Thailand held its general election on May 14, 2023, with 70 political parties and 6,679 candidates vying for the 500 seats in the House of Representatives. Notably, 63 prime ministerial candidates were nominated by 43 political parties. After the election, the pro-democracy coalition in parliament, comprising eight political parties, proposed Pita Limjaroenrat, leader of the Move Forward Party (MFP), to be prime minister. But Pita’s first attempt to win selection failed due to strong opposition from the 250 senators in the upper house. They disagreed with MFP’s contentious policy to amend Article 112 of Thailand's criminal code, commonly known as the lèse-majesté law under which anyone who defames, insults or threatens the king, queen, heir-apparent or regent could be punished with up to 15 years in prison.
Although the MFP secured the most votes in the election, obtaining 151 seats, the amendment for Article 112 was not included in the memorandum of understanding (MOU) among the political parties in the pro-democracy alliance. MFP needed 375 votes out of a total of 749 in the Senate and House of Representatives, but they only managed to gain 324 votes of the 705 members present (182 votes against Pita and 199 abstentions). In the second vote for the prime minister on July 19, 2023, debates flared between the pro-democracy and conservative royal-democracy (royalist elites and the monarchy) sides over whether Pita could be nominated twice to be prime minister. Then, the Constitutional Court suspended Pita from his duties as an elected member of the House of Representatives, further heightening the tension.
The Office of the Ombudsman filed a petition with the Constitutional Court to reject Pita's renomination as the prime minister and requested that parliament postpone the next vote. Parliament president, Wan Muhamad Noor Matha, decided to suspend the vote pending the court's ruling.

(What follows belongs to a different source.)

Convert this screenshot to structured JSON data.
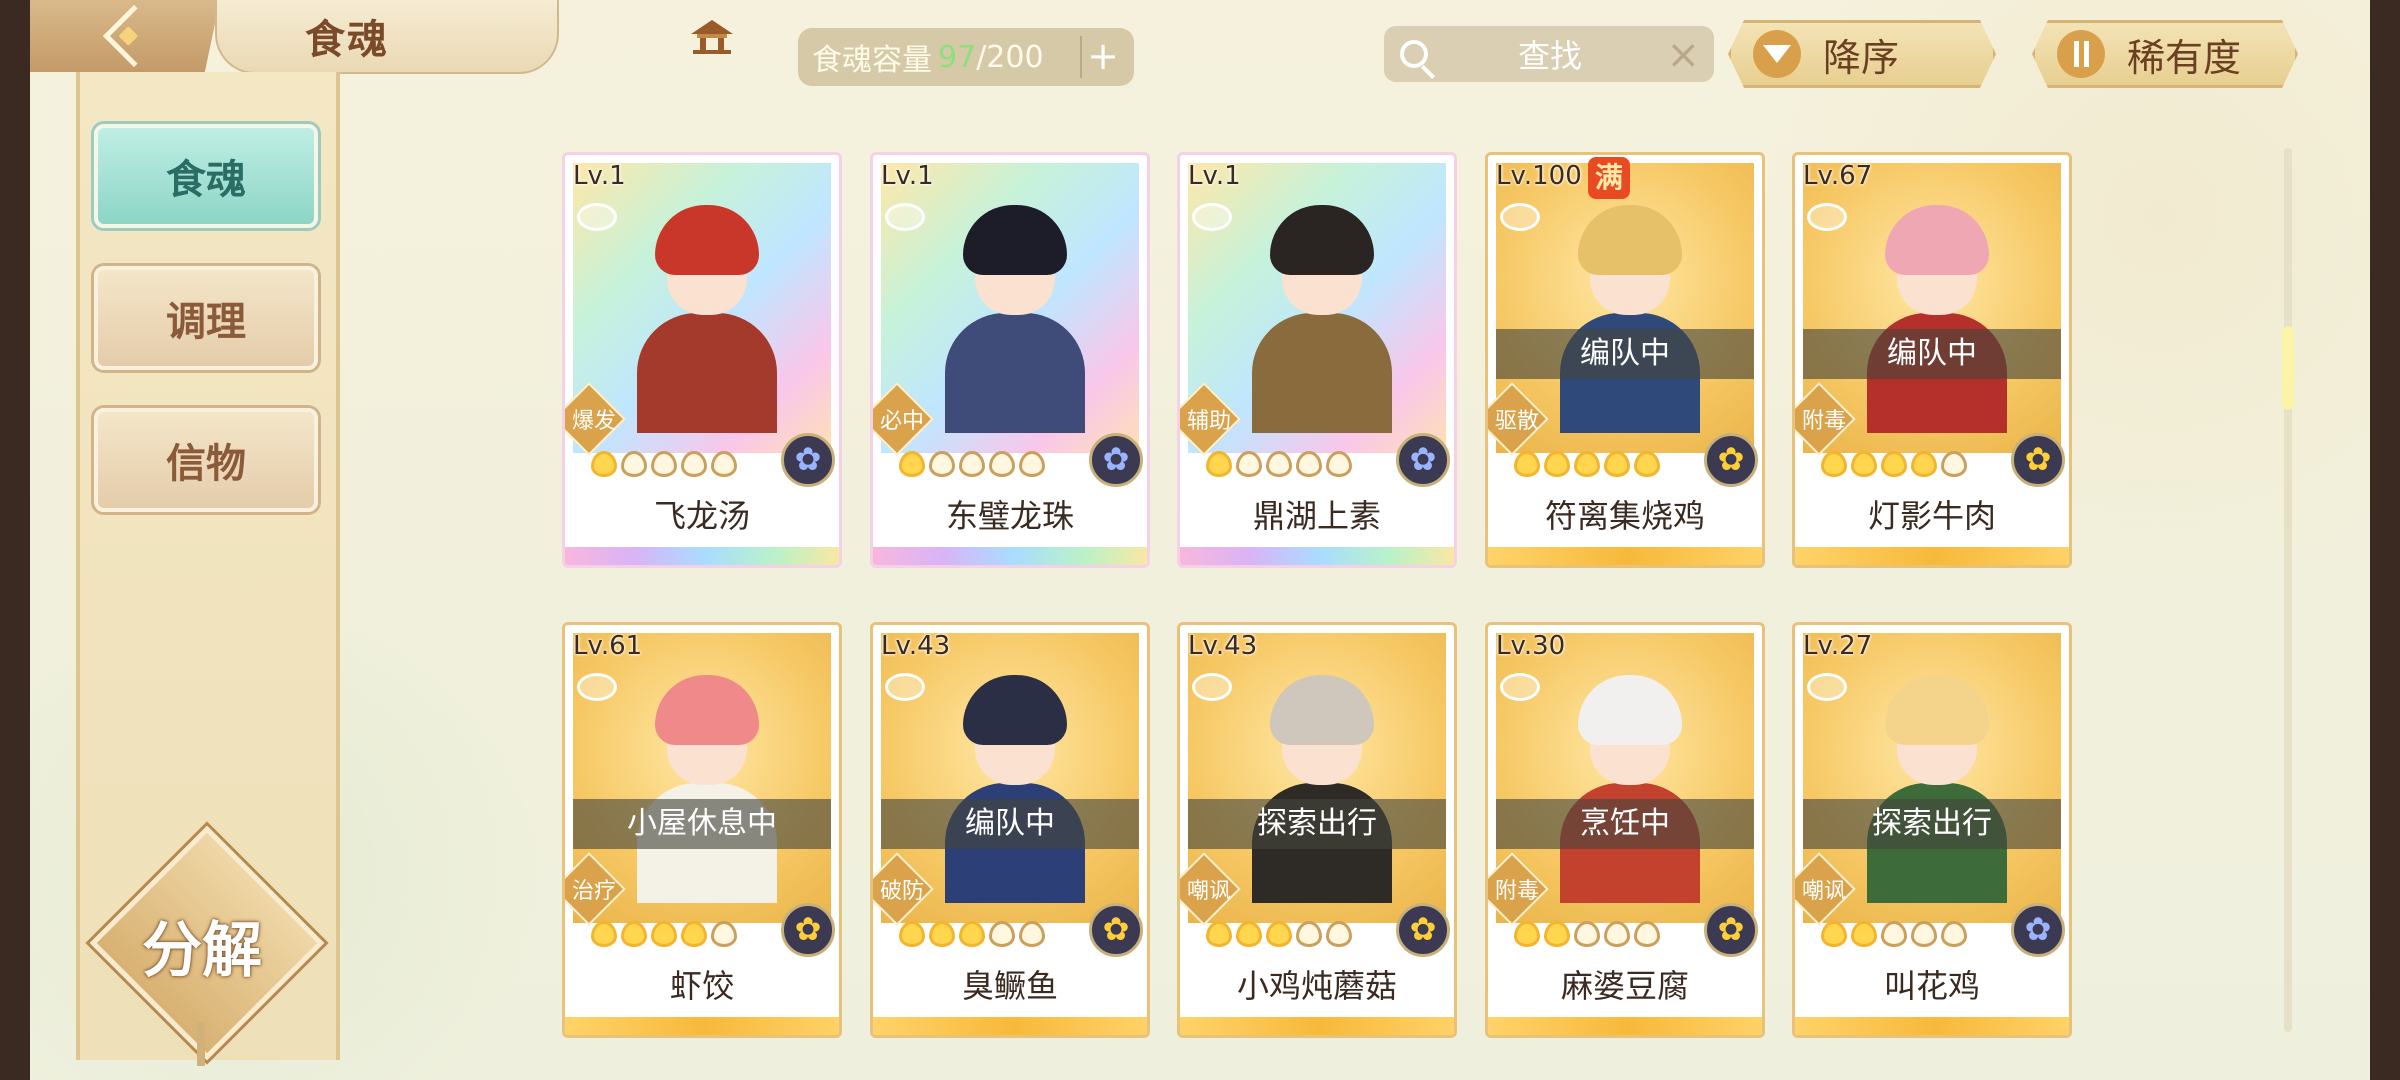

This gave the Pheu Thai Party (PTP), which holds the second most seats in the House of Representatives (141 seats), an opportunity to form a coalition government and nominate their own candidate to be prime minister, according to a prior agreement with the MFP. But PTP forged a new deal after negotiations with the Bhumjaithai Party (BP) and the Palang Pracharath Party (PPRP) to secure support from the military and conservatives. The traditional backroom bargaining game of Thai politics was well and truly on.

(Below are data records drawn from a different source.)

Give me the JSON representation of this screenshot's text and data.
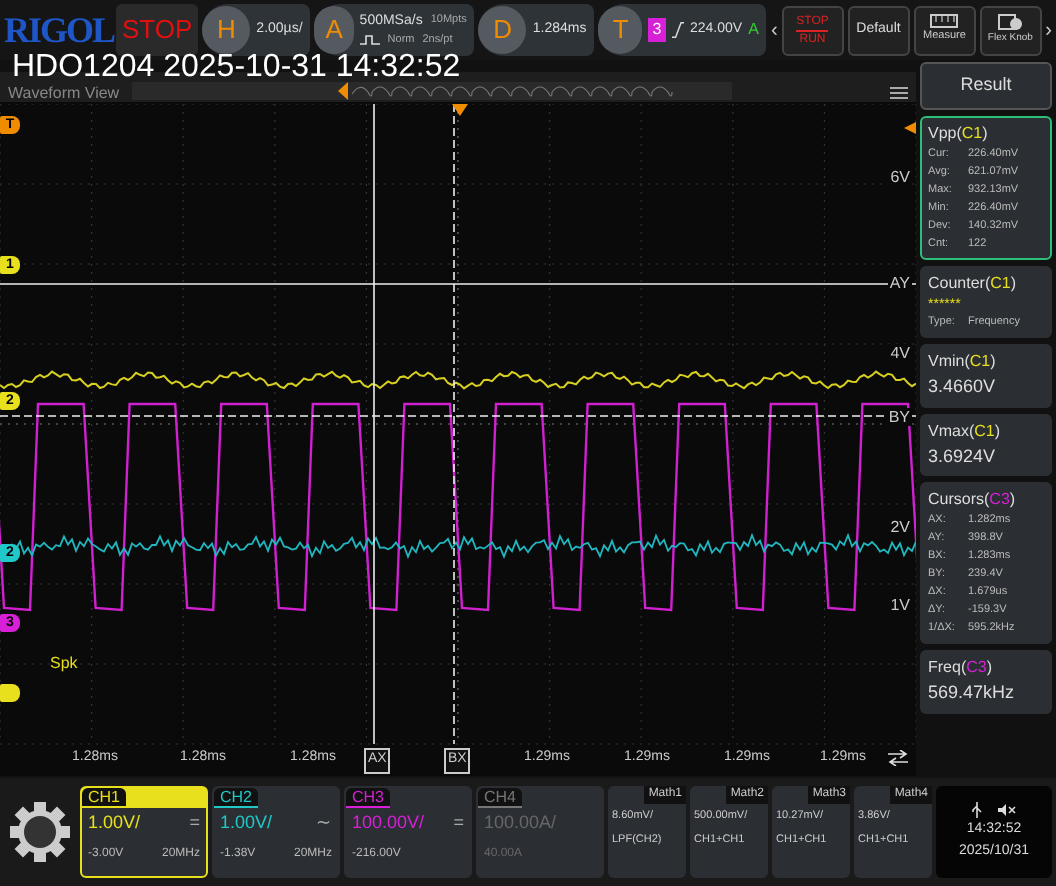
{
  "top_bar": {
    "logo": "RIGOL",
    "run_state": "STOP",
    "horizontal": {
      "key": "H",
      "scale": "2.00µs/"
    },
    "acquire": {
      "key": "A",
      "rate": "500MSa/s",
      "depth": "10Mpts",
      "mode": "Norm",
      "resolution": "2ns/pt"
    },
    "delay": {
      "key": "D",
      "value": "1.284ms"
    },
    "trigger": {
      "key": "T",
      "source": "3",
      "level": "224.00V",
      "status": "A"
    },
    "nav_left": "‹",
    "nav_right": "›",
    "buttons": [
      {
        "kind": "stoprun",
        "label": "STOP",
        "label2": "RUN"
      },
      {
        "kind": "default",
        "label": "Default"
      },
      {
        "kind": "measure",
        "label": "Measure"
      },
      {
        "kind": "knob",
        "label": "Flex Knob"
      }
    ]
  },
  "title_overlay": "HDO1204 2025-10-31 14:32:52",
  "waveform_view": {
    "title": "Waveform View",
    "left_markers": [
      {
        "text": "T",
        "color": "#f08c00"
      },
      {
        "text": "1",
        "color": "#e8e01c"
      },
      {
        "text": "2",
        "color": "#e8e01c"
      },
      {
        "text": "2",
        "color": "#20c8c8"
      },
      {
        "text": "3",
        "color": "#d820d8"
      },
      {
        "color": "#e8e01c"
      }
    ],
    "right_labels": [
      "6V",
      "AY",
      "4V",
      "BY",
      "2V",
      "1V"
    ],
    "spk": "Spk",
    "x_ticks": [
      "1.28ms",
      "1.28ms",
      "1.28ms",
      "AX",
      "BX",
      "1.29ms",
      "1.29ms",
      "1.29ms",
      "1.29ms"
    ]
  },
  "result_panel": {
    "title": "Result",
    "items": [
      {
        "kind": "stats",
        "prefix": "Vpp(",
        "source": "C1",
        "suffix": ")",
        "color": "#e8e01c",
        "selected": true,
        "rows": [
          [
            "Cur:",
            "226.40mV"
          ],
          [
            "Avg:",
            "621.07mV"
          ],
          [
            "Max:",
            "932.13mV"
          ],
          [
            "Min:",
            "226.40mV"
          ],
          [
            "Dev:",
            "140.32mV"
          ],
          [
            "Cnt:",
            "122"
          ]
        ]
      },
      {
        "kind": "counter",
        "prefix": "Counter(",
        "source": "C1",
        "suffix": ")",
        "color": "#e8e01c",
        "selected": false,
        "value": "******",
        "rows": [
          [
            "Type:",
            "Frequency"
          ]
        ]
      },
      {
        "kind": "value",
        "prefix": "Vmin(",
        "source": "C1",
        "suffix": ")",
        "color": "#e8e01c",
        "selected": false,
        "value": "3.4660V"
      },
      {
        "kind": "value",
        "prefix": "Vmax(",
        "source": "C1",
        "suffix": ")",
        "color": "#e8e01c",
        "selected": false,
        "value": "3.6924V"
      },
      {
        "kind": "cursors",
        "prefix": "Cursors(",
        "source": "C3",
        "suffix": ")",
        "color": "#d820d8",
        "selected": false,
        "rows": [
          [
            "AX:",
            "1.282ms"
          ],
          [
            "AY:",
            "398.8V"
          ],
          [
            "BX:",
            "1.283ms"
          ],
          [
            "BY:",
            "239.4V"
          ],
          [
            "ΔX:",
            "1.679us"
          ],
          [
            "ΔY:",
            "-159.3V"
          ],
          [
            "1/ΔX:",
            "595.2kHz"
          ]
        ]
      },
      {
        "kind": "value",
        "prefix": "Freq(",
        "source": "C3",
        "suffix": ")",
        "color": "#d820d8",
        "selected": false,
        "value": "569.47kHz"
      }
    ]
  },
  "channels": [
    {
      "name": "CH1",
      "color": "#e8e01c",
      "selected": true,
      "enabled": true,
      "scale": "1.00V/",
      "coupling": "=",
      "offset": "-3.00V",
      "bandwidth": "20MHz"
    },
    {
      "name": "CH2",
      "color": "#20c8c8",
      "selected": false,
      "enabled": true,
      "scale": "1.00V/",
      "coupling": "∼",
      "offset": "-1.38V",
      "bandwidth": "20MHz"
    },
    {
      "name": "CH3",
      "color": "#d820d8",
      "selected": false,
      "enabled": true,
      "scale": "100.00V/",
      "coupling": "=",
      "offset": "-216.00V"
    },
    {
      "name": "CH4",
      "color": "#777777",
      "selected": false,
      "enabled": false,
      "scale": "100.00A/",
      "offset": "40.00A"
    }
  ],
  "math": [
    {
      "name": "Math1",
      "scale": "8.60mV/",
      "source": "LPF(CH2)"
    },
    {
      "name": "Math2",
      "scale": "500.00mV/",
      "source": "CH1+CH1"
    },
    {
      "name": "Math3",
      "scale": "10.27mV/",
      "source": "CH1+CH1"
    },
    {
      "name": "Math4",
      "scale": "3.86V/",
      "source": "CH1+CH1"
    }
  ],
  "status": {
    "time": "14:32:52",
    "date": "2025/10/31"
  }
}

BP, led by Anuthin Charnvirakul, and the PPRP, led by General Prawit Wongsuwan, insisted that they would not form a coalition government or support the PTP's prime minister candidate if the MFP remained in the coalition. This shift marked a change in the Thai political dynamic, shifting from the longstanding binary battle between the “red shirts” (groups aligned with Thaksin Shinawatra, the tycoon-turned-populist-politician who served as prime minister from 2001 until he was ousted in a military coup in 2006) and the “yellow shirts” (pro-monarchy forces) to a more complex conflict with the MFP and the PTP, two parties striving for greater democracy, vying for leadership.